When a drugmaker raises the price of a drug in the US by more than 2,000% overnight, and without any particular reason for that increase, nothing typically happens to the company. No fines, no court orders, just business as usual.

Martin Shkreli’s decades-old anti-parasitic drug Daraprim was the perfect example — massive price spike on an old drug, lots of media attention, public outcry, Congressional committees dragging his former company through multiple hearings, and at the end of it? Nothing happened to the price or the company (until generic competition came).

Thomas Lingelbach, Valneva CEO

A small vac­cine de­vel­op­er fa­vored by the UK gov­ern­ment in Covid-19 touts a PhI­II first in chikun­gun­ya

Before Valneva garnered the favor of the UK government as a potential supplier of Covid-19 vaccines, the French biotech prided itself on being the first company to bring a chikungunya vaccine into Phase III.

It now has positive pivotal results to back up the breakthrough therapy designation the FDA granted just weeks ago.

There are currently no approved jabs to prevent chikungunya virus infection despite decades of R&D efforts, a fact that underscores just how arduous traditional vaccine development can be, particularly for neglected tropical disease. In a absence of a major commercial market, the US government and NGOs such as CEPI have deployed various grants and incentives to spur on a small crew of academics and industry players, with Merck, via its acquisition of Themis, claiming a spot in that race.

Zymergen co-founders Zach Serber, Josh Hoffman, and Jed Dean (Zymergen via website)

Zymer­gen's sud­den im­plo­sion shocked biotech. A lin­ger­ing loan could make things even worse

As former synbio unicorn Zymergen picks up the pieces from its spectacular implosion Tuesday, an outstanding loan from Perceptive Advisors — the only blue-chip biotech crossover investor to touch Zymergen’s fundraising efforts — could make the situation worse, according to public documents.

In December 2019, more than a year before Zymergen filed for what would eventually become a $500 million IPO, the “biofacturing” firm signed a $100 million credit facility with Perceptive to help supplement the nearly $700 million the company had raised across four VC rounds.

Am­gen adds new NC plant to the list as part of $1B man­u­fac­tur­ing ex­pan­sion plans state­side

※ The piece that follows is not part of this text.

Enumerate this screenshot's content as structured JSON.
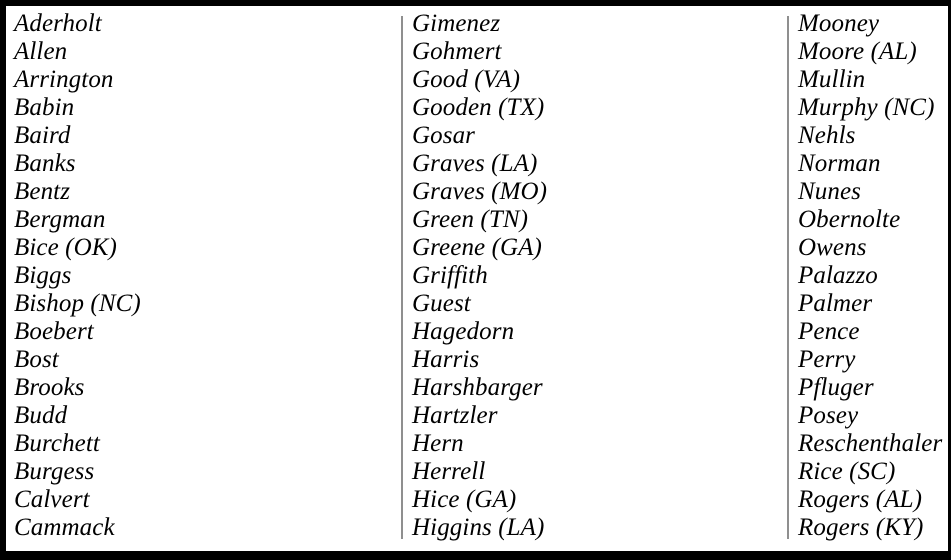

What can $1 billion buy? If you’re Amgen, it’s good for two manufacturing facilities in the US.

The California-based drug giant will invest close to $550 million in a drug substance plant in Holly Springs, NC, adding itself to an ever-growing list of biotech companies that have decided to call North Carolina home, and marking its second drug manufacturing announcement in a little more than a month.